- _Information shown_:
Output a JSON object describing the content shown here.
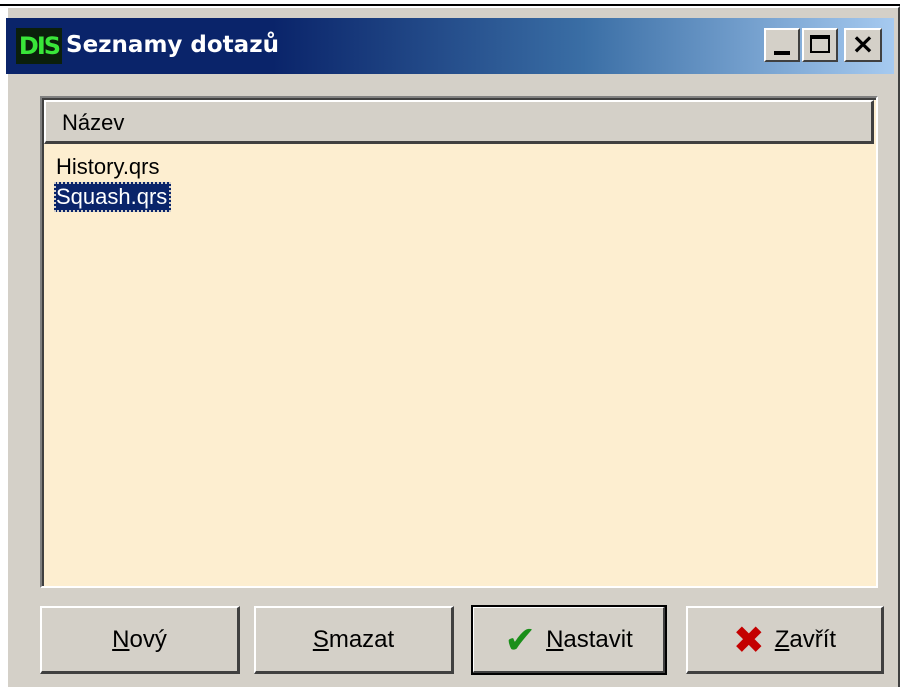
{
  "window": {
    "title": "Seznamy dotazů",
    "icon_text": "DIS",
    "controls": {
      "minimize": "minimize-icon",
      "maximize": "maximize-icon",
      "close": "close-icon"
    }
  },
  "list": {
    "column_header": "Název",
    "items": [
      {
        "label": "History.qrs",
        "selected": false
      },
      {
        "label": "Squash.qrs",
        "selected": true
      }
    ]
  },
  "buttons": {
    "new": {
      "underline": "N",
      "rest": "ový"
    },
    "delete": {
      "underline": "S",
      "rest": "mazat"
    },
    "set": {
      "underline": "N",
      "rest": "astavit",
      "icon": "checkmark-icon"
    },
    "close": {
      "underline": "Z",
      "rest": "avřít",
      "icon": "x-icon"
    }
  },
  "colors": {
    "title_bar_start": "#0a246a",
    "title_bar_end": "#a6caf0",
    "list_background": "#fdeed0",
    "selection": "#0a246a",
    "check_green": "#1a8f1a",
    "x_red": "#c40000"
  }
}
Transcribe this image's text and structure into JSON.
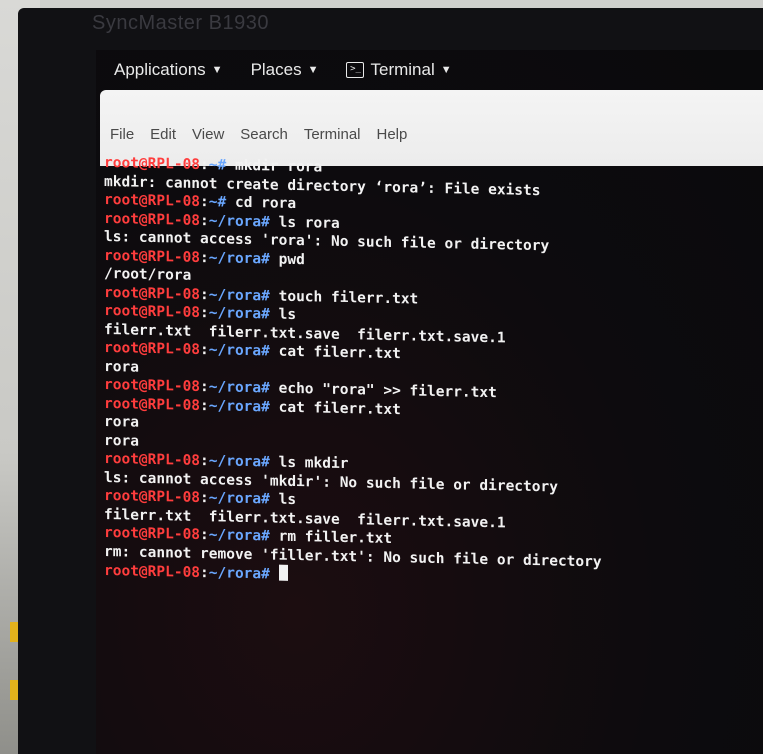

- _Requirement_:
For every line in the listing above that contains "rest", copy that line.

- _Solution to this task_:
      "rest": "ový"
      "rest": "mazat"
      "rest": "astavit",
      "rest": "avřít",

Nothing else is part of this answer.